__AVAILABLE DATA__

----------

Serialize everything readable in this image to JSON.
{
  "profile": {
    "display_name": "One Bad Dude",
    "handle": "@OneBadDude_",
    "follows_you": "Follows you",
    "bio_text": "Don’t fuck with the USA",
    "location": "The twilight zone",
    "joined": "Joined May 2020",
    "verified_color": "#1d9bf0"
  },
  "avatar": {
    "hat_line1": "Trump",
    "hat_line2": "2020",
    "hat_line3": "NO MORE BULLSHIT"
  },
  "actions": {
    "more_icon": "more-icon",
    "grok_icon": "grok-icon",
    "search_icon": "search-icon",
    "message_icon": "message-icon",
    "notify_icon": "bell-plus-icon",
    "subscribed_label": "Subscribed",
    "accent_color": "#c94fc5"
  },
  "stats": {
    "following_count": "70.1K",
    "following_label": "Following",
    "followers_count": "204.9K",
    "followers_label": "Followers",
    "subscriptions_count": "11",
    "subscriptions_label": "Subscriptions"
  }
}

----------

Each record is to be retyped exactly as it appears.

__WRITTEN RESPONSE__
Serialize everything readable in this image to JSON.
{
  "profile": {
    "display_name": "One Bad Dude",
    "handle": "@OneBadDude_",
    "follows_you": "Follows you",
    "bio_text": "Don’t fuck with the USA",
    "location": "The twilight zone",
    "joined": "Joined May 2020",
    "verified_color": "#1d9bf0"
  },
  "avatar": {
    "hat_line1": "Trump",
    "hat_line2": "2020",
    "hat_line3": "NO MORE BULLSHIT"
  },
  "actions": {
    "more_icon": "more-icon",
    "grok_icon": "grok-icon",
    "search_icon": "search-icon",
    "message_icon": "message-icon",
    "notify_icon": "bell-plus-icon",
    "subscribed_label": "Subscribed",
    "accent_color": "#c94fc5"
  },
  "stats": {
    "following_count": "70.1K",
    "following_label": "Following",
    "followers_count": "204.9K",
    "followers_label": "Followers",
    "subscriptions_count": "11",
    "subscriptions_label": "Subscriptions"
  }
}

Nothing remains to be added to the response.